— From “Attorney Orly Taitz Fined $20,000 for Frivolous ‘Birther’ Litigation,” Jonathan Turley, Oct. 13, 2009.
“Judge Clay Land makes the toughest statement about Taitzs antics here:
‘The Court finds that counsels conduct was willful and not merely negligent. It demonstrates bad faith on her part. As an attorney, she is deemed to have known better. She owed a duty to follow the rules and to respect the Court. Counsels pattern of conduct conclusively establishes that she did not mistakenly violate a provision of law.

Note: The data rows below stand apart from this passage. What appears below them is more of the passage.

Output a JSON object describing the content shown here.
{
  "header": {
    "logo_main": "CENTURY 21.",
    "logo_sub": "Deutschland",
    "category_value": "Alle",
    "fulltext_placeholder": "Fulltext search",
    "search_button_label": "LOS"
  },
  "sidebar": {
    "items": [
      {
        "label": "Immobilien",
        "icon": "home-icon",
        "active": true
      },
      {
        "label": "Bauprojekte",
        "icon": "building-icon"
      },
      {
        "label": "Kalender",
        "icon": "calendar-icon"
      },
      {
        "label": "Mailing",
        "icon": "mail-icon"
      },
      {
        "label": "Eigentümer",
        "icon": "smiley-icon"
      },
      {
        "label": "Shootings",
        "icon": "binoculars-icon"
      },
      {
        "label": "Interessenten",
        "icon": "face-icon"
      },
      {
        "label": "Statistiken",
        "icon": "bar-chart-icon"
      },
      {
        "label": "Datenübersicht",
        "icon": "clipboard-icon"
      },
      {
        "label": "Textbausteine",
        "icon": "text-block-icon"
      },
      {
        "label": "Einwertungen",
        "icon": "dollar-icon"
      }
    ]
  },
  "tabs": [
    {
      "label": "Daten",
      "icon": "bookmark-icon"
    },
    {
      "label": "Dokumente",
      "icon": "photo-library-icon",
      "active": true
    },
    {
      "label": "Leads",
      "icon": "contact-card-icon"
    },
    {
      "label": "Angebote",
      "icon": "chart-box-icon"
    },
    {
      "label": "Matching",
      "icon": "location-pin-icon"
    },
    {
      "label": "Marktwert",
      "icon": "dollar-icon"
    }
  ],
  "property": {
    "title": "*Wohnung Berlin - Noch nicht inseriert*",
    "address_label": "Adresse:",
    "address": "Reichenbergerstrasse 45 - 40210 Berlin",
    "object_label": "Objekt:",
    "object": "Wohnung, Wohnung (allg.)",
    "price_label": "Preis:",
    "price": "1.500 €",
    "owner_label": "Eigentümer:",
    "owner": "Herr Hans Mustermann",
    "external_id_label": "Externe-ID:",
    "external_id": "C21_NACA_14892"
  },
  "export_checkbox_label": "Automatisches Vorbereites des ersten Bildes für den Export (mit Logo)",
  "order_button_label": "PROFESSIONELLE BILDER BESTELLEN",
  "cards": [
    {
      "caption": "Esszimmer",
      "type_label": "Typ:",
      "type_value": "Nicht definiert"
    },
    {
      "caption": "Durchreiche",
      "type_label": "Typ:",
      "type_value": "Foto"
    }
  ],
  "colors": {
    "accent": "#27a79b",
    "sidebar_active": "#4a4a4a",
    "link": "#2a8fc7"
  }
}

She knowingly violated Rule 11. Her response to the Courts show cause order is breathtaking in its arrogance and borders on delusional. She expresses no contrition or regret regarding her misconduct. To the contrary, she continues her baseless attacks on the Court.'”
— David Weigel, “Orly Taitz Sanctioned for $20,000,” Washington Independent, Oct. 13, 2009.